Creamware, ivory glaze, black painted lines. Courtesy of Museum of Decorative Arts in Prague. 6 Josef Gočár, desk and chair (1915). Polished ash, leather, glass, brass. Courtesy of Museum of Decorative Arts in Prague, collection of Dr. Deyl. imaginative new design tradition. In the years after the war, a style derivative of prewar cubism, rondo-cubism, became something like the national architectural style. There can be no doubt, then, that in the years prior to the First World War, Prague was an important center of cubist art.
Instead, they turned inward, ushering in a period of aestheticism whereby they sought through the medium of art to arrive at new collective truths. If the characteristic difference in cultural life among Vienna and Budapest was the relationship of their intellectual bourgeoisies to German and Hungarian nationalism, and if their characteristic similarities were the absence (or loss) of a national alternative coupled with a high degree of marginality, then the proper place to begin a study of cultural life in Prague would seem to be with the relationship of that city’s intellectual bourgeoisie to Czech nationalism and the degree of marginality of that social group.

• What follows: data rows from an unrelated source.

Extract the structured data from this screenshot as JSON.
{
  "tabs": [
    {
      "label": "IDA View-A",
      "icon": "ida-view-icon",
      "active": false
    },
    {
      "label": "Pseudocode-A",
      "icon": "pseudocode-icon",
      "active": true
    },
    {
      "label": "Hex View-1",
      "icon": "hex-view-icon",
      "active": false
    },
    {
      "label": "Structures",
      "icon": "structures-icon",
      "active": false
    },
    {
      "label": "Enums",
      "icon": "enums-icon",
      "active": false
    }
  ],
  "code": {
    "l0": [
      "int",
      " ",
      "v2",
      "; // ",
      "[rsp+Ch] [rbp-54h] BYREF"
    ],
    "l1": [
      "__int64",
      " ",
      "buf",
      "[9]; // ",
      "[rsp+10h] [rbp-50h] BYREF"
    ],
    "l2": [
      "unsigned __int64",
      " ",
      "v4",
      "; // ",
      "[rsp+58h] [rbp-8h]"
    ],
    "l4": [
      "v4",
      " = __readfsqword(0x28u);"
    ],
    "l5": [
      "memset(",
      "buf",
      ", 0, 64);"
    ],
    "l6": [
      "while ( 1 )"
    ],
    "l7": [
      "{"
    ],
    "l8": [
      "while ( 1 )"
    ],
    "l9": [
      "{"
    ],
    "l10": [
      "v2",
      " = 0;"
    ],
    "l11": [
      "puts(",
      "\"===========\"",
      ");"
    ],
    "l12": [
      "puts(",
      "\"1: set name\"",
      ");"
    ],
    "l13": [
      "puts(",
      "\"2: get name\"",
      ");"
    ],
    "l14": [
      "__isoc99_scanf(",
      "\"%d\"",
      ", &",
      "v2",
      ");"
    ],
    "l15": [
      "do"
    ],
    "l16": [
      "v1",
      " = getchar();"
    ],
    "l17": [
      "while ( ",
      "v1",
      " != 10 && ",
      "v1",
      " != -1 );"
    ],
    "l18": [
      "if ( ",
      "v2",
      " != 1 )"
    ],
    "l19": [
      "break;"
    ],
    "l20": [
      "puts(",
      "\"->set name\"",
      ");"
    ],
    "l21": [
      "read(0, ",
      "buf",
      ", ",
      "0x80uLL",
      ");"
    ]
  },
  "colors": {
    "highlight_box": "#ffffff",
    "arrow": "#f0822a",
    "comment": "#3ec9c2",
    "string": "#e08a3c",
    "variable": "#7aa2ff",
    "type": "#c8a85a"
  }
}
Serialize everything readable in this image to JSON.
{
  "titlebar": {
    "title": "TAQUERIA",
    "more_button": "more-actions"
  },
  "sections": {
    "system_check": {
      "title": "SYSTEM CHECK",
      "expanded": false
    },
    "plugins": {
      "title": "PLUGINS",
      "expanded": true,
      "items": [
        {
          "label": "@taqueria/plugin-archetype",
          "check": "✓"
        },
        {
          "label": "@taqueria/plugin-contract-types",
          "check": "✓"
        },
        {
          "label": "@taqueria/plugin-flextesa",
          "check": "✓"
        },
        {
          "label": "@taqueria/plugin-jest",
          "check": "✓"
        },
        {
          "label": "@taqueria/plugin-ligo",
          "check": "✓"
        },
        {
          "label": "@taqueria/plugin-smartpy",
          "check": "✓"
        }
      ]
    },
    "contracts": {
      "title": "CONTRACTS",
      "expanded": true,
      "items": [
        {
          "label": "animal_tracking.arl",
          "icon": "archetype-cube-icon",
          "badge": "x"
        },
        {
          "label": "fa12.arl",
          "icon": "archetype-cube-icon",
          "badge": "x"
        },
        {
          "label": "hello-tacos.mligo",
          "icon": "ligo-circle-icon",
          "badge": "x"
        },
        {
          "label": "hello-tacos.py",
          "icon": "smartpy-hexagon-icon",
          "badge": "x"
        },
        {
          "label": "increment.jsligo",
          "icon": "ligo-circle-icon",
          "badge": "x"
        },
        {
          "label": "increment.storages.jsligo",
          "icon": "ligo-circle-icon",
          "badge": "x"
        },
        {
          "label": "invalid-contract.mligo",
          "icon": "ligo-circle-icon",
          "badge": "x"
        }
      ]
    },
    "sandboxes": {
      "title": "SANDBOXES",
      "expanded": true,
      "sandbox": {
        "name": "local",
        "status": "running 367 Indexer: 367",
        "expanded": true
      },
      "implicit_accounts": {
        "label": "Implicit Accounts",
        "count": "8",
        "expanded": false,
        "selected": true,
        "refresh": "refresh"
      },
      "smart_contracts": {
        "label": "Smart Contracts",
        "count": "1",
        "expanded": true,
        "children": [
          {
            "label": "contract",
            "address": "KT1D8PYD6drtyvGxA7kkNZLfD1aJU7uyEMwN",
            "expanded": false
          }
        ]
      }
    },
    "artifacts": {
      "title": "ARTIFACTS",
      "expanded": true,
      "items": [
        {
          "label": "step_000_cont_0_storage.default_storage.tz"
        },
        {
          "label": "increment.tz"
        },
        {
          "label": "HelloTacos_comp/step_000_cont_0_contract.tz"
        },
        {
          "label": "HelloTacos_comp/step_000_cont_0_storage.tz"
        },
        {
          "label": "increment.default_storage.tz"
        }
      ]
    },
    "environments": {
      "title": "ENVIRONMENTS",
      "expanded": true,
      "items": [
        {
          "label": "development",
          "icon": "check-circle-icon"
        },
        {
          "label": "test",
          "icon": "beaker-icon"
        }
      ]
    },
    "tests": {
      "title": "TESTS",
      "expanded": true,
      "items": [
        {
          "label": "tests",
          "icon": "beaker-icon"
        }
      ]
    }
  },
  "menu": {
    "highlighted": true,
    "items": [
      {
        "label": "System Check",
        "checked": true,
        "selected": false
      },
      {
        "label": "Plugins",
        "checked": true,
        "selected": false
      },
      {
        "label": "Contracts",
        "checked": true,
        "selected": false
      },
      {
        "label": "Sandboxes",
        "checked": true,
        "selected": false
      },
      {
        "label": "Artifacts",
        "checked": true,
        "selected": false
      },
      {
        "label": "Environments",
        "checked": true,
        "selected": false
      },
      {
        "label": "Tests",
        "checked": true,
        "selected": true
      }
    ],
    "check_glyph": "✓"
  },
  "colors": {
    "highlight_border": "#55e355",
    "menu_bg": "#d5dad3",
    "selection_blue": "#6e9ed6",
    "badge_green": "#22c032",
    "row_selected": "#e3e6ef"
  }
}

In the company of his father, he was introduced to “the hovels of the poor and the dimly-lit rooms of millionaires; the smalltown world of craftsmen and shopkeepers, poorhouses and factories . . 37 Although Čapek chose not to pursue a career in medicine, his father was a tremendously important figure in his life. A tall, large, broadshouldered man, Antonín Čapek had an imposing physical presence that differed starkly from that of his youngest son who was short, slight, and sickly. Antonín was a man of immense energy and talent who was deeply involved in Úpice’s public and associational life.